*** RECORD EXCERPTS ***
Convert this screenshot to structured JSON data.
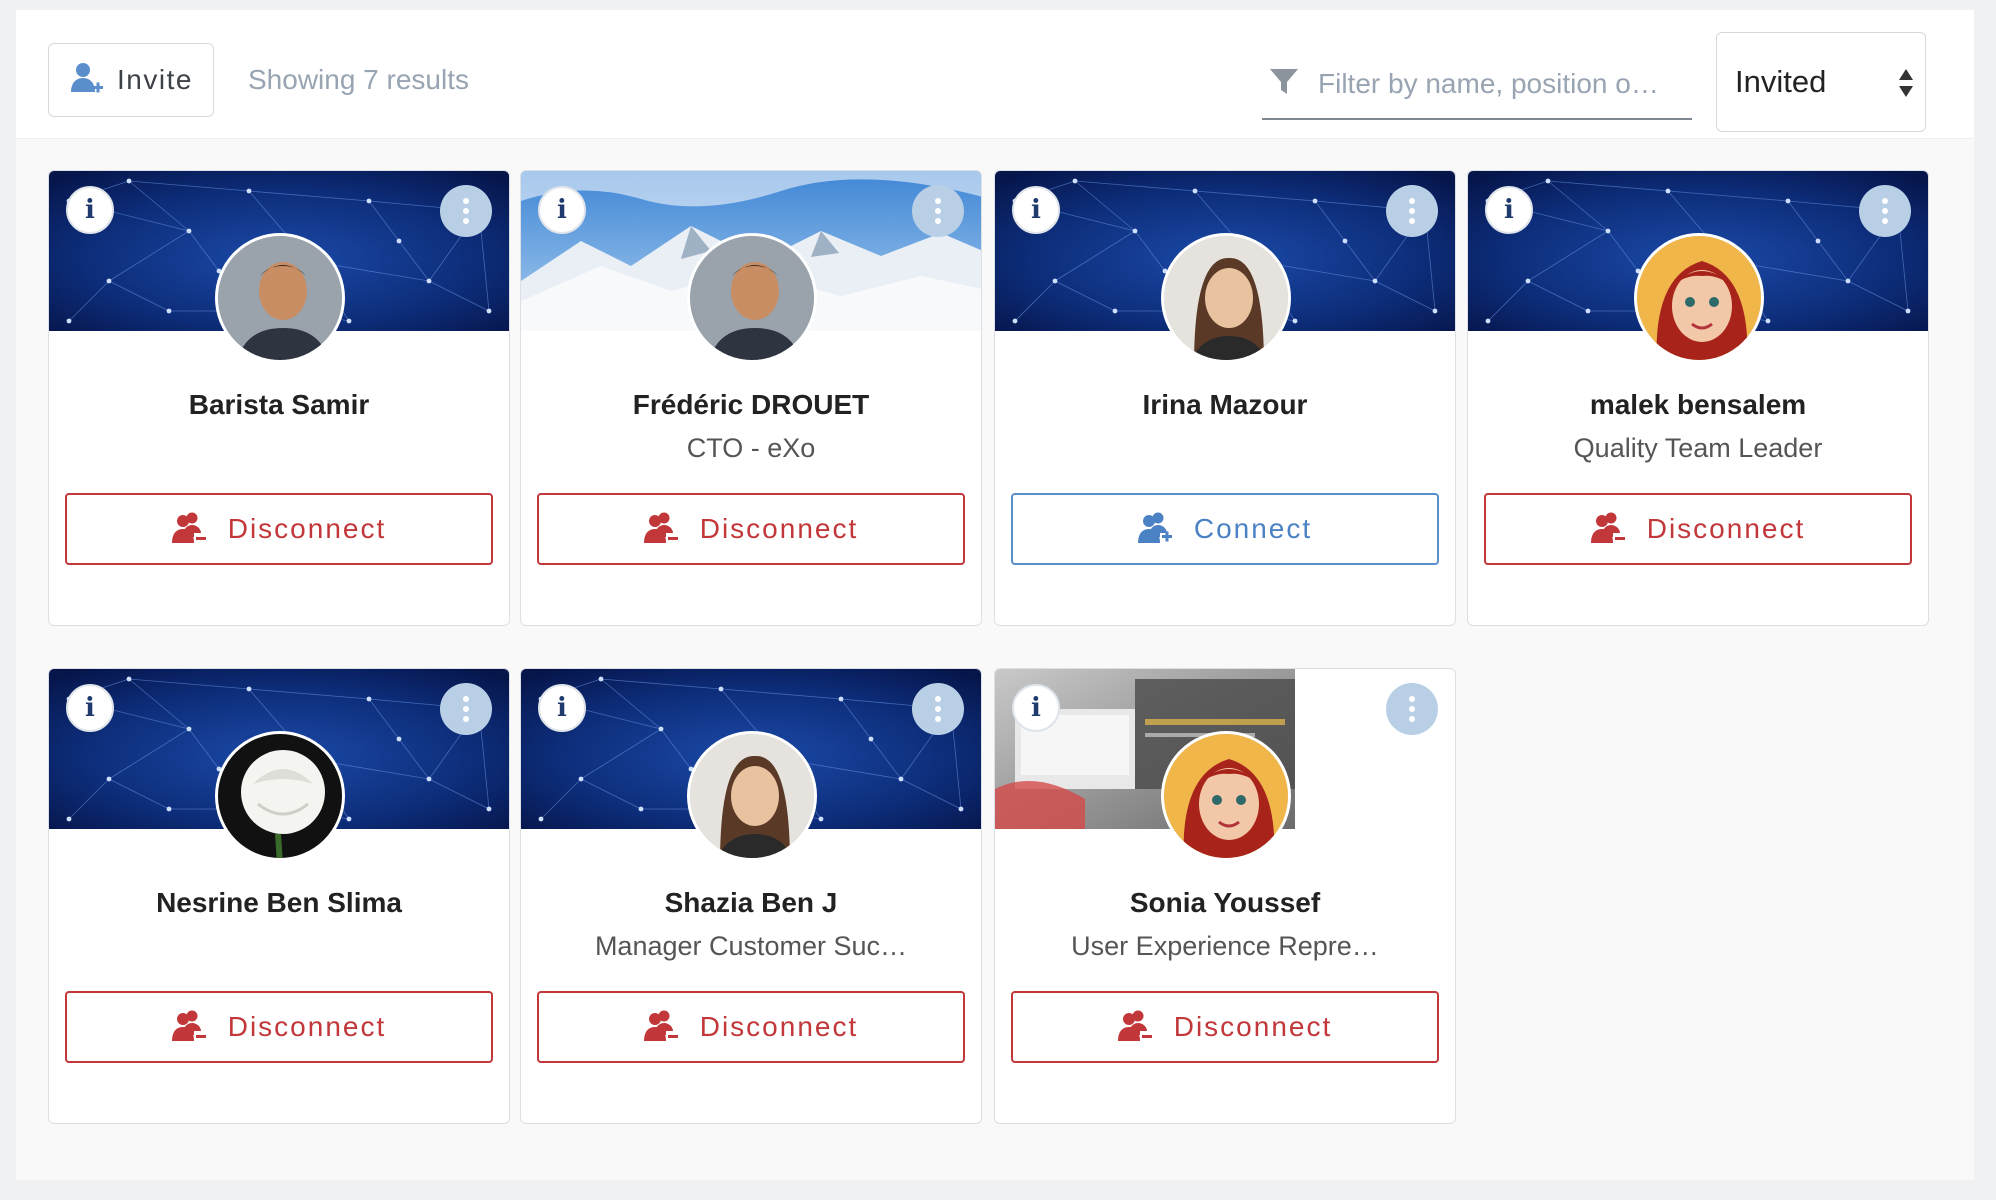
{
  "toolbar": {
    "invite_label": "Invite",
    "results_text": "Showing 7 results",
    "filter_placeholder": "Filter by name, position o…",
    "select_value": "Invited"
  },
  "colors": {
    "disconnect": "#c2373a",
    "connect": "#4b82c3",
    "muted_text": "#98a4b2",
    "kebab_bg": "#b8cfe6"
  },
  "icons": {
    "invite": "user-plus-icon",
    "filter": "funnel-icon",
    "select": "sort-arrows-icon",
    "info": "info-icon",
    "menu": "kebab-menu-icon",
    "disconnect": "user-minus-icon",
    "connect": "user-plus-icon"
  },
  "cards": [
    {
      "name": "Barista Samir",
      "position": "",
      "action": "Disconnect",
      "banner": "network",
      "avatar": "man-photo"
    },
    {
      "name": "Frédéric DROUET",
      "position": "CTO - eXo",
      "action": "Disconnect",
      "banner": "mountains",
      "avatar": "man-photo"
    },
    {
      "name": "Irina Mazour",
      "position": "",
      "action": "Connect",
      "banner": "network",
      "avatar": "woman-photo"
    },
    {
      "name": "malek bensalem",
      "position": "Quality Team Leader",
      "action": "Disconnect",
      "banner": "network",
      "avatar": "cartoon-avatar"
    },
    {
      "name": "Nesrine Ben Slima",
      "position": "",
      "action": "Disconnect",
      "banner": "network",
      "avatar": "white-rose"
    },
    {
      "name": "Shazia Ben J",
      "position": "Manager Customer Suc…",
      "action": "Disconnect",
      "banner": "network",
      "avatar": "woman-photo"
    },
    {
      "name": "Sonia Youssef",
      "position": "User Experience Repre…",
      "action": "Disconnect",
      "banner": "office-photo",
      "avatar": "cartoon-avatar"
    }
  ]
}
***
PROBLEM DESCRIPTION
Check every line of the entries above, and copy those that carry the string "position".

WRITTEN RESPONSE
    "filter_placeholder": "Filter by name, position o…",
      "position": "",
      "position": "CTO - eXo",
      "position": "",
      "position": "Quality Team Leader",
      "position": "",
      "position": "Manager Customer Suc…",
      "position": "User Experience Repre…",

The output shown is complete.